### INSTRUCTIONS FOR THE TASK
Scan the listing for the word "Cisco", and copy out each line where it is found.

** SUPPLIED ENTRIES follows **

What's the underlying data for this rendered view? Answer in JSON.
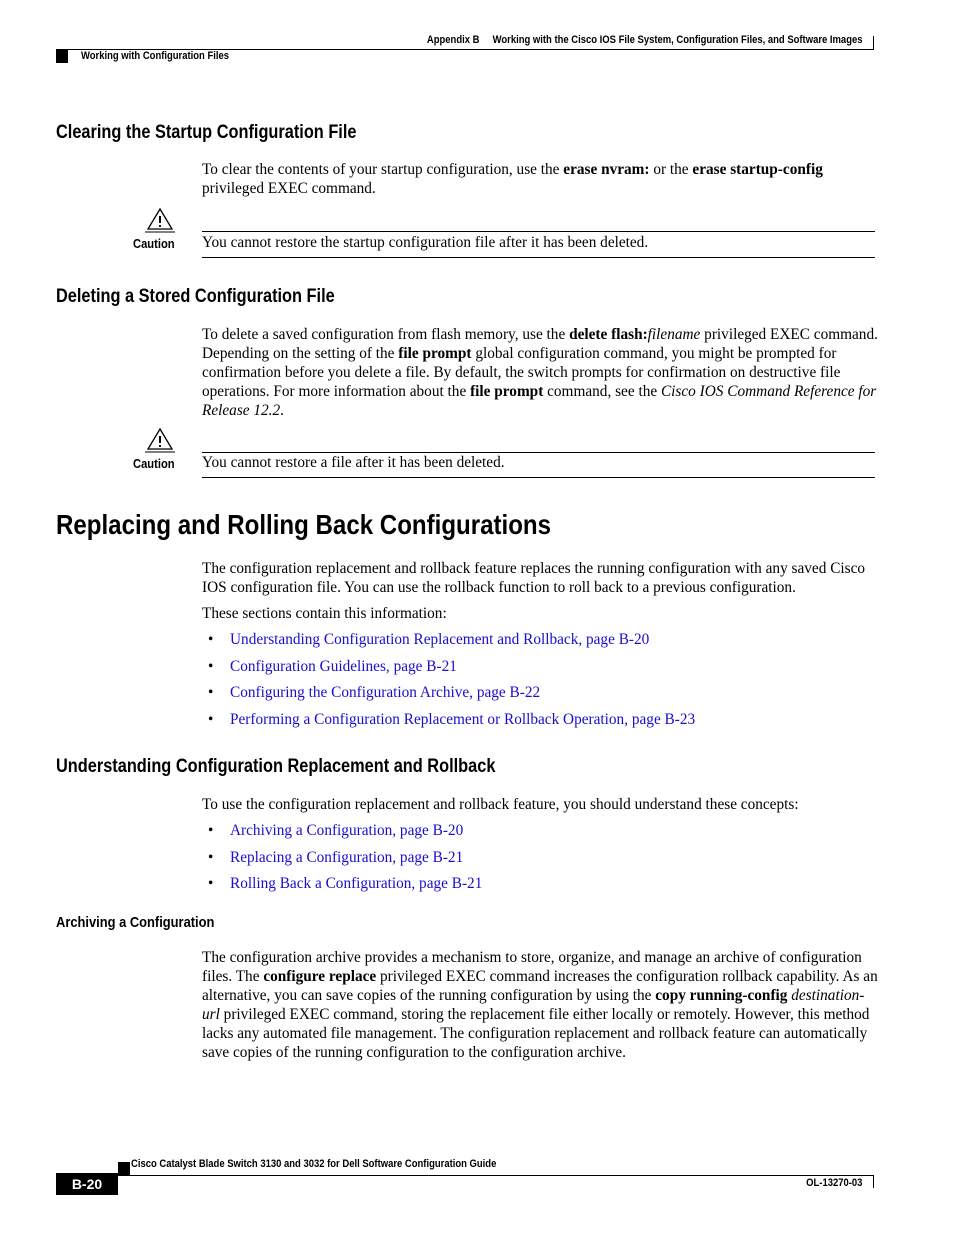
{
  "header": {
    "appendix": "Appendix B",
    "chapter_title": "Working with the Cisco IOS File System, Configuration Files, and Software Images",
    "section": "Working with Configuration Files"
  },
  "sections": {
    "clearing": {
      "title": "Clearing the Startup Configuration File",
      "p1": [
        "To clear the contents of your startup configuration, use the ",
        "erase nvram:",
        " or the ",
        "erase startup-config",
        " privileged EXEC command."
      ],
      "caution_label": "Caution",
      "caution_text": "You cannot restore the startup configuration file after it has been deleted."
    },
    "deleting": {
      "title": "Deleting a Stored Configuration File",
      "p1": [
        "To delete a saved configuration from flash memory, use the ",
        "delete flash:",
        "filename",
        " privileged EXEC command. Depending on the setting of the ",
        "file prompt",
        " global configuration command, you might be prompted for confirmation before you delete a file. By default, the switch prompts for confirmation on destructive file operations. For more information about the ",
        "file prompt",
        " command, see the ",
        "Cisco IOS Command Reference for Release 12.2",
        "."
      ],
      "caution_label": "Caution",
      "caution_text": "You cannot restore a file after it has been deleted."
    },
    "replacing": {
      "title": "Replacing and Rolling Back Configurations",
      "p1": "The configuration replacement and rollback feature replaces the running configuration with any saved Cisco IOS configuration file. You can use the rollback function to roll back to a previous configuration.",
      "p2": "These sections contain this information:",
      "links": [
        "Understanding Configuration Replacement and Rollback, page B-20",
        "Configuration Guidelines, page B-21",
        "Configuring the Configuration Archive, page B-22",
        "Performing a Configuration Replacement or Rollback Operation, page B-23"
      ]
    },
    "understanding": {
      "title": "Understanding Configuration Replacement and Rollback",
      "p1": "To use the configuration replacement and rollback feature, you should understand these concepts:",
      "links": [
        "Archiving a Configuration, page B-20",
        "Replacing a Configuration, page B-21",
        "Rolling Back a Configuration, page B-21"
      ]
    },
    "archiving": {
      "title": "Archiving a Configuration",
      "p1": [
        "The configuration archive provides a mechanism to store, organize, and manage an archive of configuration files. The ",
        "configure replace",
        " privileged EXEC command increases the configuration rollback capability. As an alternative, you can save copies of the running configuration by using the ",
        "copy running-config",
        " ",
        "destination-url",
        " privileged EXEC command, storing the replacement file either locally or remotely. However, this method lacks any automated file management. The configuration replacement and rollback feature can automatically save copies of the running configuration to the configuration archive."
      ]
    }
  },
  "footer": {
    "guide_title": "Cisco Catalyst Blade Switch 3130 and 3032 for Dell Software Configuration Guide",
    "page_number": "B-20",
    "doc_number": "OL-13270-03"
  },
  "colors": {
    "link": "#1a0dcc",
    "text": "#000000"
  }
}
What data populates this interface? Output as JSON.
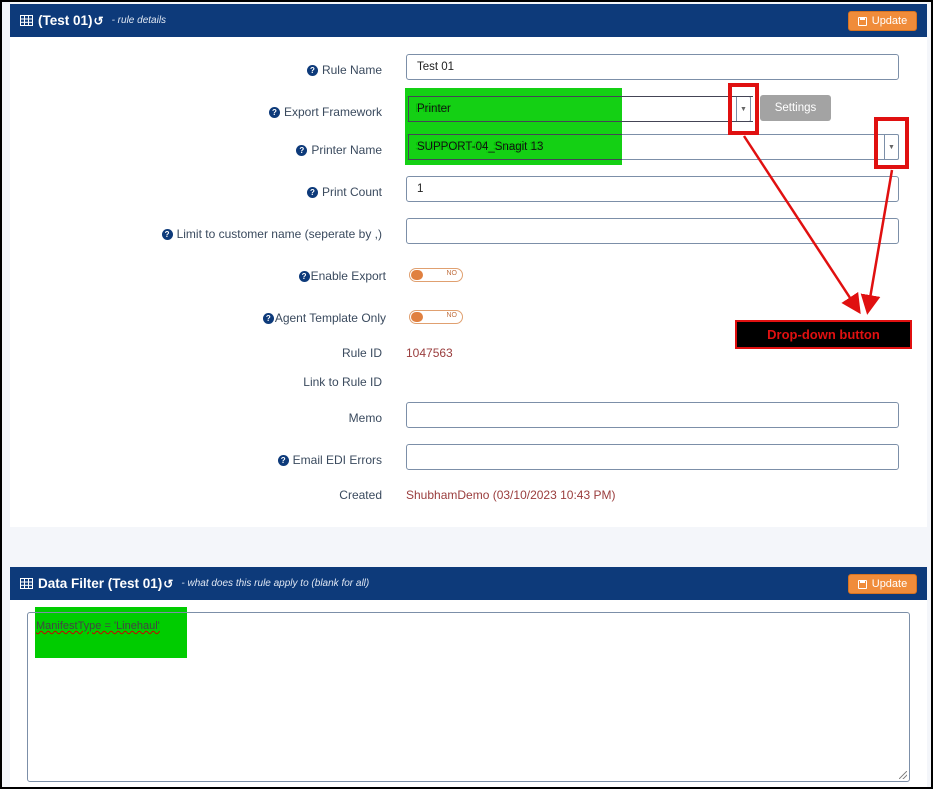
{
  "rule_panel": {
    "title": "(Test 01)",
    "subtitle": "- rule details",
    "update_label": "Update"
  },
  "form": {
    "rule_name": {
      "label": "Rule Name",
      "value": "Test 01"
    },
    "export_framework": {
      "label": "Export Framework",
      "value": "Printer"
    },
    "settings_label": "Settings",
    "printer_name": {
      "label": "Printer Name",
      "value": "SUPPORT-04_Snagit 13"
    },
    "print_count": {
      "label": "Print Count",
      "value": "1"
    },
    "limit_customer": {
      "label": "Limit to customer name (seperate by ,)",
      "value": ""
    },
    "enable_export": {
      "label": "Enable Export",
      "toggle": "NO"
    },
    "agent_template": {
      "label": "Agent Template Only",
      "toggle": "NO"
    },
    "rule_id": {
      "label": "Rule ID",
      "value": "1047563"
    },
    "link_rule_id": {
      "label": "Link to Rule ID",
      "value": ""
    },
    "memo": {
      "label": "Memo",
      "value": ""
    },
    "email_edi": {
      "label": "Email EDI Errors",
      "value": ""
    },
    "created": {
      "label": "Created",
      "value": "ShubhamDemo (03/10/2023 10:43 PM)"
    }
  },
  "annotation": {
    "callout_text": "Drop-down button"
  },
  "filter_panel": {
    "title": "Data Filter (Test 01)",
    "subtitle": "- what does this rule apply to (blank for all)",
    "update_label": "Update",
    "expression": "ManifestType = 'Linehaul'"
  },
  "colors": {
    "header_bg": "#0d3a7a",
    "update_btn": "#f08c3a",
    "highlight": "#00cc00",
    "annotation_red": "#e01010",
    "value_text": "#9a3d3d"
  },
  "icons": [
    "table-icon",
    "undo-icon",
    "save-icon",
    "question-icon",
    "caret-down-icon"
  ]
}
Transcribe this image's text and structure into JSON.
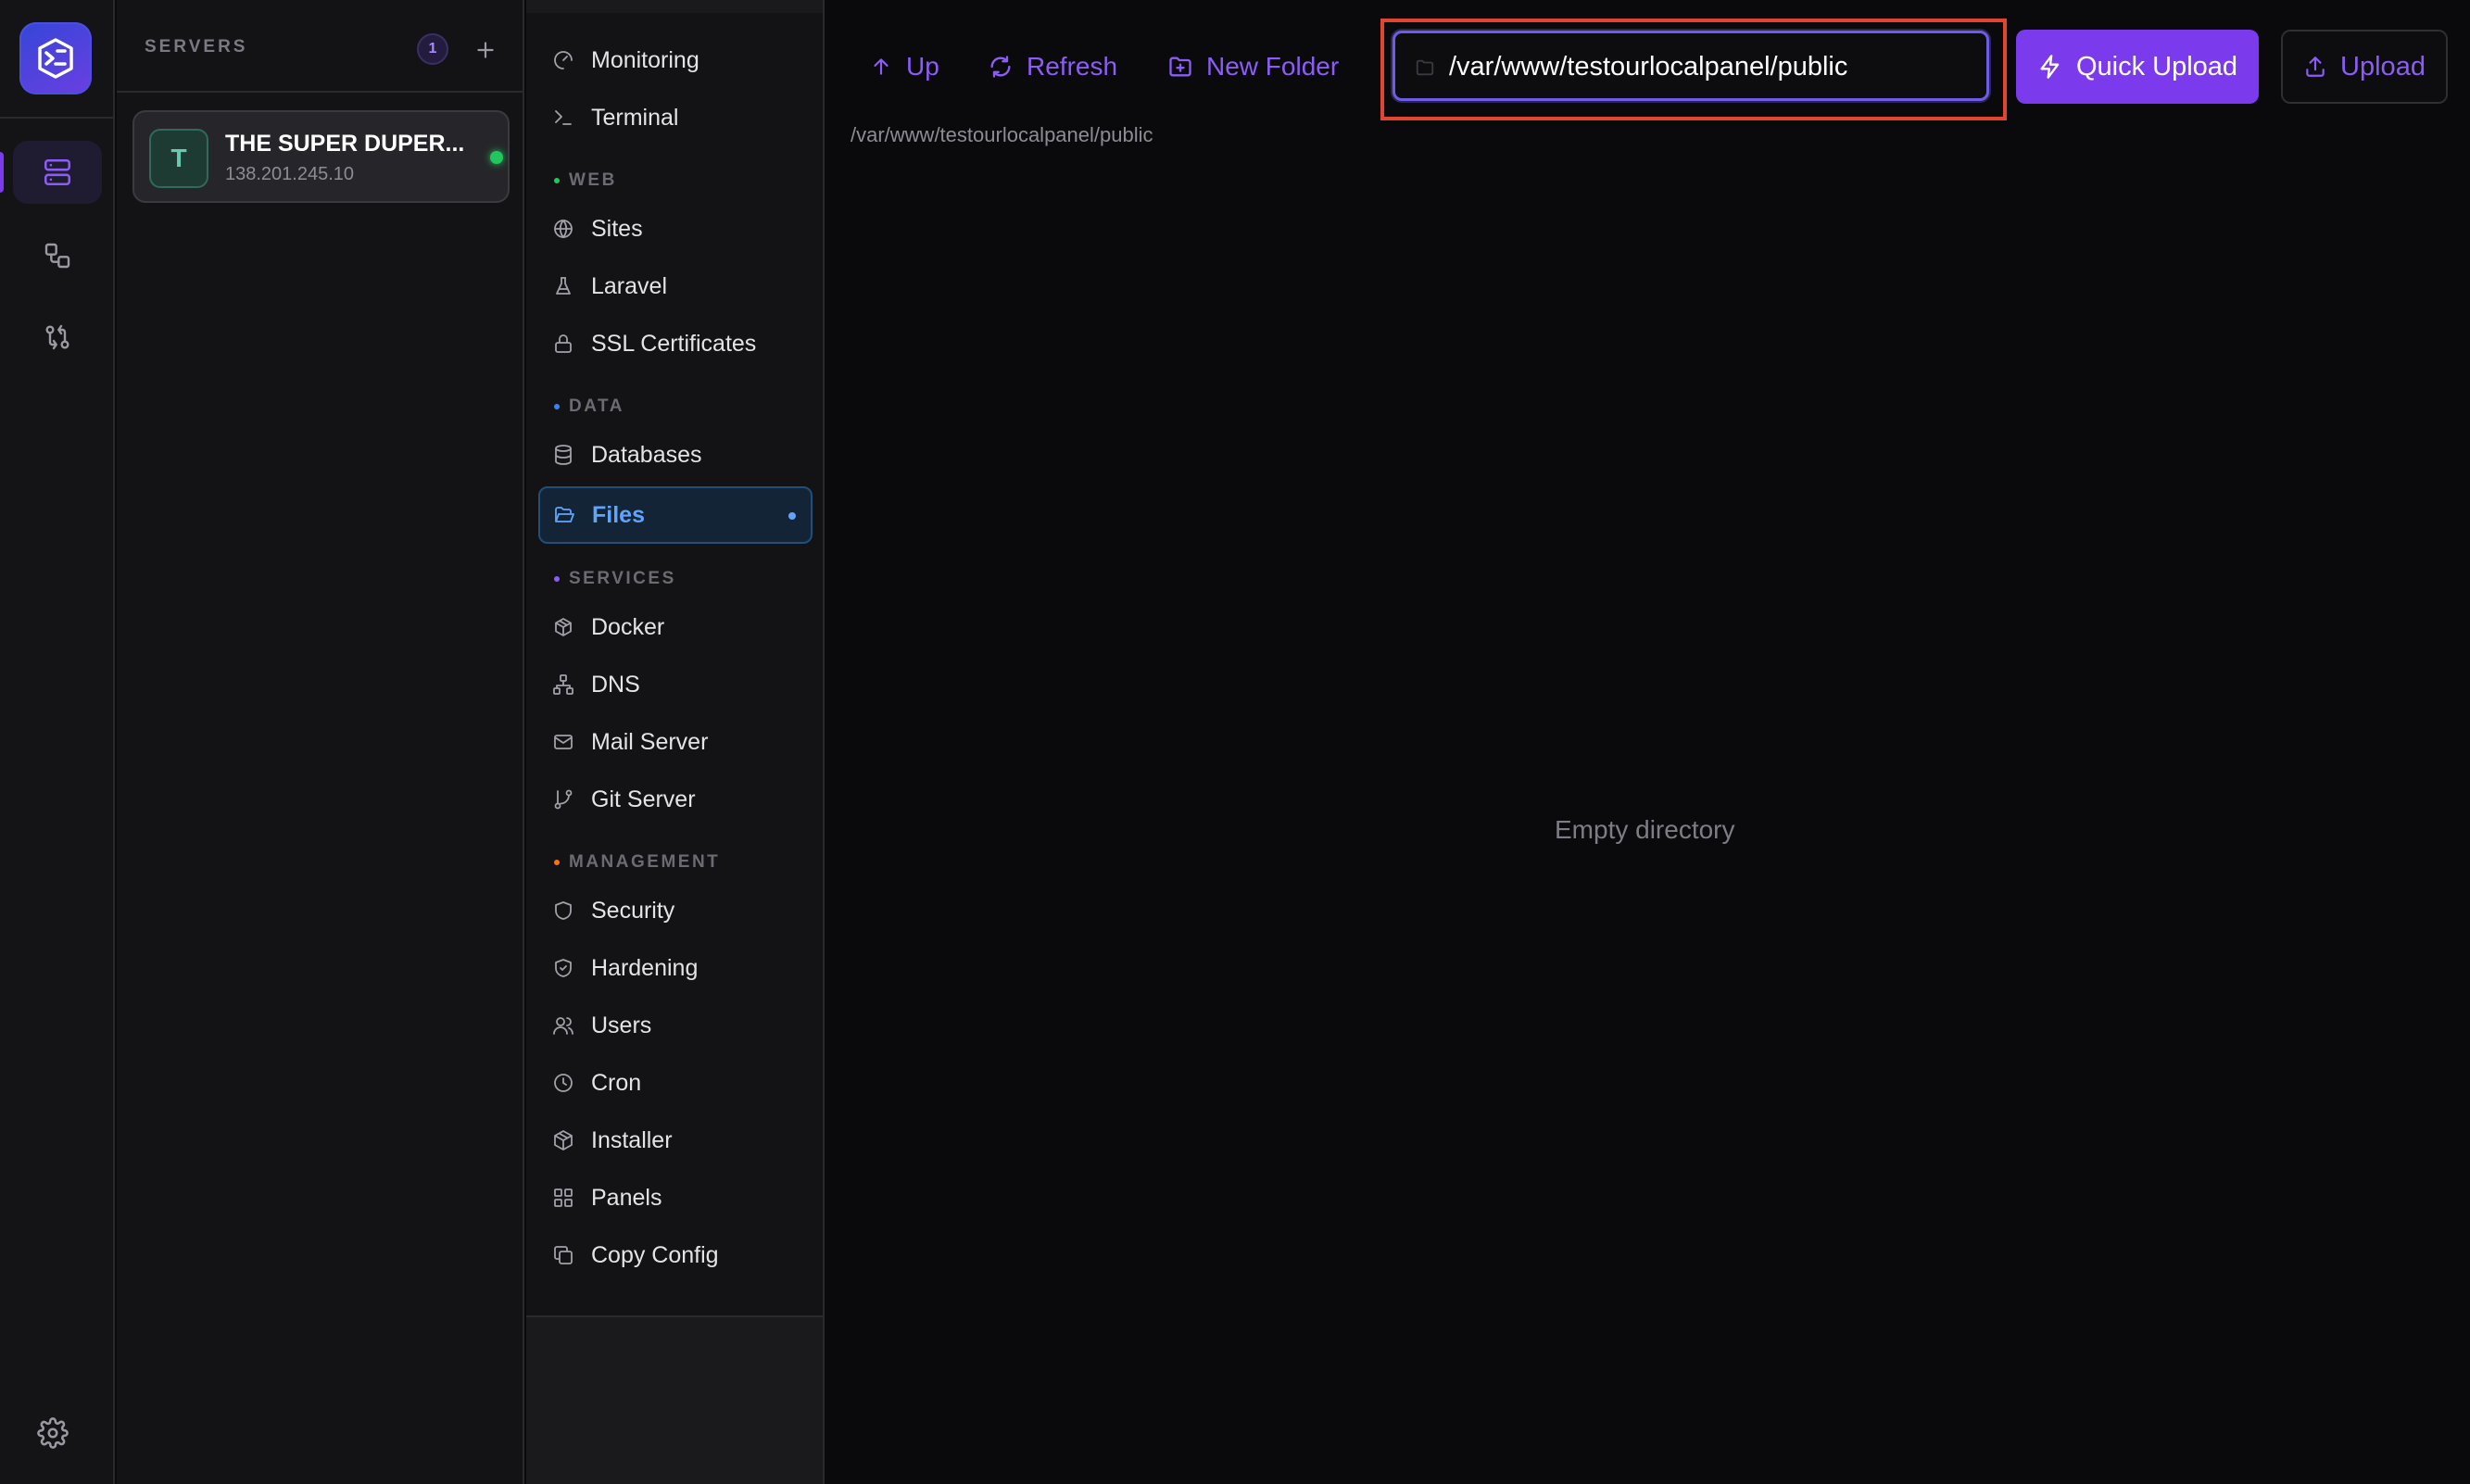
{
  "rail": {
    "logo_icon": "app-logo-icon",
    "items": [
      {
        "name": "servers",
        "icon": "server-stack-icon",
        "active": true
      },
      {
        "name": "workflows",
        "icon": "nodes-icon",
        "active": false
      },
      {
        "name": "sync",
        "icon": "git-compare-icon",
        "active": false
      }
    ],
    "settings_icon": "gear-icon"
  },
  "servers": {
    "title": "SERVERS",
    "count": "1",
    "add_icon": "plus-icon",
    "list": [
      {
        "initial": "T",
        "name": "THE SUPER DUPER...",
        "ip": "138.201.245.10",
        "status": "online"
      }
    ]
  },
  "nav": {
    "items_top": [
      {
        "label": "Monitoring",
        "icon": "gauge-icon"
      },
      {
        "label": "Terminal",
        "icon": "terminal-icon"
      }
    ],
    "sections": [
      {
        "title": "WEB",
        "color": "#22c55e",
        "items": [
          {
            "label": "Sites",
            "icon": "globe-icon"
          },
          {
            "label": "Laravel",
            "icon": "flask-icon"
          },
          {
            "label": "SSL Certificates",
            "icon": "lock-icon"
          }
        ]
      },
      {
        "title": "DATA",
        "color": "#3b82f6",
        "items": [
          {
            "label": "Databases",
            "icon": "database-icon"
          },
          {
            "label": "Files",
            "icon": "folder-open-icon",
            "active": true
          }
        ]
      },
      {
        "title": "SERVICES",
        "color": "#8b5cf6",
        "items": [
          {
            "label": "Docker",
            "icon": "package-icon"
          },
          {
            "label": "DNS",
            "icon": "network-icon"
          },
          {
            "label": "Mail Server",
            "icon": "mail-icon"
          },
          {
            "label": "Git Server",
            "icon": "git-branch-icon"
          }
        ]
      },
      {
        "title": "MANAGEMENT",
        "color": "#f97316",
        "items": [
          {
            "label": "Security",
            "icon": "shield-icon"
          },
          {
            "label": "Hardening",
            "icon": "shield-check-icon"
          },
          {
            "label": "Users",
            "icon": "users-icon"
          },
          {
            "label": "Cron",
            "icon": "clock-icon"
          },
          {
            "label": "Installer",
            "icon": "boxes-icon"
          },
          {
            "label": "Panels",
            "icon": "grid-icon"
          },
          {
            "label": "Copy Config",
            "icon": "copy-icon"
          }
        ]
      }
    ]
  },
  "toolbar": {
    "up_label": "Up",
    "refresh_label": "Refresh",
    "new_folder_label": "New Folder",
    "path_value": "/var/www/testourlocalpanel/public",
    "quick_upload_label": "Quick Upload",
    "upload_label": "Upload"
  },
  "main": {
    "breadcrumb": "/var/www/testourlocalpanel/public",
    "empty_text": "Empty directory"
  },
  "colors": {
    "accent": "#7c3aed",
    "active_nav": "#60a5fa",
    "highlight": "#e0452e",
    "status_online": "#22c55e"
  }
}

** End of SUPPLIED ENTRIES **

### REPLY
    "chapter_title": "Working with the Cisco IOS File System, Configuration Files, and Software Images",
        "Cisco IOS Command Reference for Release 12.2",
      "p1": "The configuration replacement and rollback feature replaces the running configuration with any saved Cisco IOS configuration file. You can use the rollback function to roll back to a previous configuration.",
    "guide_title": "Cisco Catalyst Blade Switch 3130 and 3032 for Dell Software Configuration Guide",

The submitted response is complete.